Gianna is an assistant editor of The American Journal of Managed Care® (AJMC®). She has been working on AJMC® since 2019 and has a BA in philosophy and journalism & professional writing from The College of New Jersey.
Between 2002 and 2015, data showed an increase in the percentage of intimate partner violence (IPV)–related emergency department claims paid by private insurance in the United States. This finding suggests the Affordable Care Act (ACA) may have increased women’s willingness and ability to seek medical attention for IPV-related injuries and disclose IPV as the source of the injuries, according to a study published in Women’s Health Issues.
Between 2002 and 2015, researchers found an increase in the percentage of intimate partner violence (IPV)—related emergency department (ED) claims paid by private insurance in the United States. This finding suggests the Affordable Care Act (ACA) may have increased women’s willingness and ability to seek medical attention for IPV-related injuries and disclose IPV as the source of the injuries, according to a study published in Women’s Health Issues.
Defined by the CDC, IPV describes any physical or sexual violence, stalking, or psychological harm by a current or former partner or spouse. The violence can occur among heterosexual or same-sex couples and does not require the presence of sexual intimacy.
“About 1 in 4 women and nearly 1 in 10 men have experienced contact sexual violence, physical violence, and/or stalking by an intimate partner during their lifetime and reported some form of IPV-related impact,” according to the CDC. In addition, it is estimated more than 43 million women and 38 million men experience psychological aggression by an intimate partner in their lifetime.
Women who experience physical injuries due to IPV are more likely to use health care services than women without IPV experience, while there is emerging evidence that victims tend to incur medical costs associated with IPV-related injuries.
Female survivors of IPV may pay for services using their own funds instead of using private insurance for a myriad of reasons. However, recent research has suggested “women often pay out of pocket out of fear that their abuser will find out they have sought medical attention and/or that their insurance provider would use their IPV history to deny, revoke, or increase their health insurance premiums.”

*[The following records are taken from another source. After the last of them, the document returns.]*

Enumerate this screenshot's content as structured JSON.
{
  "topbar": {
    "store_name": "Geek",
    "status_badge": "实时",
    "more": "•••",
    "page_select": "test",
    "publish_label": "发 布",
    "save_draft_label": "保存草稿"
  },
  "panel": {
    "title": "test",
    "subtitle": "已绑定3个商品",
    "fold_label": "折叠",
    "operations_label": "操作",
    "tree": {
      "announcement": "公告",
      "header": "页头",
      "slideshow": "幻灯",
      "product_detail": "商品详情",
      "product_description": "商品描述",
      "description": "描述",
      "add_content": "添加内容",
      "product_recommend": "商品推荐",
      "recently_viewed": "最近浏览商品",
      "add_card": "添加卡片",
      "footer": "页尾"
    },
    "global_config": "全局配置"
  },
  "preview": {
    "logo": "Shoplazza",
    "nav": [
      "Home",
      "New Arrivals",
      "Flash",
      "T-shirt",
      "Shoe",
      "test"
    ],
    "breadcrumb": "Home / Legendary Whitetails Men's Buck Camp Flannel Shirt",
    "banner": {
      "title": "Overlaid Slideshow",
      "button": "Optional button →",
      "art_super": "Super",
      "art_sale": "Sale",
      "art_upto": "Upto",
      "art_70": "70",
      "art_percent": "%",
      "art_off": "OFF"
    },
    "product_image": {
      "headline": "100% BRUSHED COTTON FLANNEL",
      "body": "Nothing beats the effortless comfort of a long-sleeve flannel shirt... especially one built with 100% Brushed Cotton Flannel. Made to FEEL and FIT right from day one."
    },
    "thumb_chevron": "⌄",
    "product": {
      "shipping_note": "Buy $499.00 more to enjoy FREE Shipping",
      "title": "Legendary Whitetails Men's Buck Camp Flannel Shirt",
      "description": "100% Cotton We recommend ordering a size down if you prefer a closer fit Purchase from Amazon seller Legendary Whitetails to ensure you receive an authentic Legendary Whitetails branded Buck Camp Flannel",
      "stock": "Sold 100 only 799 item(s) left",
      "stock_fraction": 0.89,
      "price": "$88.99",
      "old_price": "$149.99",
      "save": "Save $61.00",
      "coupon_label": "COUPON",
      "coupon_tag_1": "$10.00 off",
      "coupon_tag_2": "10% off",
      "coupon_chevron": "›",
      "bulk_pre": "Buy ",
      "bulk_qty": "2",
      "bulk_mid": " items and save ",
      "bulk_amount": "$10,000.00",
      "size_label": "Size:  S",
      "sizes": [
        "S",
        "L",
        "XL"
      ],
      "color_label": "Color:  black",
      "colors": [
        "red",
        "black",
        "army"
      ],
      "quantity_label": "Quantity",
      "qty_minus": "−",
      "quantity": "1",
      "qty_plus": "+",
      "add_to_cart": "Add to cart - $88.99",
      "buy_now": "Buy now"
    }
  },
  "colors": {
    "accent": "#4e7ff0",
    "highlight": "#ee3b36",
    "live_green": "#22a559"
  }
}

Researchers point out that prior to 2010 (when the ACA was implemented), US insurance companies had the option of classifying IPV as a preexisting condition. This way, the company could calculate potential treatment costs for a current or former victim, then require the individual to pay a higher premium or deny coverage if the costs associated with treatment were significant.
In the current study, researchers analyzed ED visits among female patients aged 15 and older via National Hospital Ambulatory Medical Care Survey data. The data reflect a nationally representative sample of all ED visits between 2002 and 2015. The survey included randomly selected ED and out-patient settings from the 50 states and Washington DC. Information from 2004 was excluded from the analysis as cases of IPV were substantially different, potentially reflecting a coding error or coding changes relative to previous years.
Using the International Classification of Disease, Ninth Revision, Clinical Modification researchers identified codes for rape, spouse abuse, adult abuse, history of violence, and counseling.
Of the 188,448 total ED visits, 652 (0.35%) were identified as cases of IPV, representing 2,576,417 national ED visits for IPV-related injuries from a total of 749,418,720 national visits.
The analysis revealed:
When analyzing differences in payment methods for IPV-related ED visits before the ACA (2002-2009, n = 93,336) and after (2010-2015, n = 55,527), investigators found women were more likely to use self-pay/charity for IPV-related ED visits relative to other ED visits before ACA enactment.
“Self-pay/charity for IPV-related ED visits was almost 2 times higher compared with private insurance before ACA enactment (OR, 1.85; 95% CI, 1.24-277; P = .003),” authors wrote. They continued, “in contrast, there were no statistically significant differences in payment method type post-ACA implementation.”
Data showed that in total, 34 of every 10,000 ED visits from 2002 to 2015 were by women seeking care for IPV-related injuries. Researchers hypothesize the increase in rates of severe IPV among women are due to changing social and cultural norms regarding gender-based violence, insurance policy changes, and medical care access.
In addition, “given the large body of literature indicating that job instability directly affects marital conflict and IPV rates…it is possible that the current findings are a result of financial instability during the Great Recession (starting in December 2007) and the subsequent slow recovery that continued to affect household resources well into 2014,” researchers said.
Future research ought to be conducted into the cause of the increase of IPV in recent years, authors argued. The findings also highlight the important impacts the ACA had on women in general and IPV survivors in particular.
“Current presidential proposals and legal challenges to the ACA may lead to an environment where women and IPV survivors will have to disproportionately shoulder the cost of their victimization once again,” researchers concluded.
Mariscal TL, Hughes CML, Modrek S. Changes in incidents and payment methods for intimate partner violence related injuries in women residing in the United States, 2002 to 2015. Womens Health Issues. Published online May 15, 2020. doi:10.1016/j.whi.2020.05.002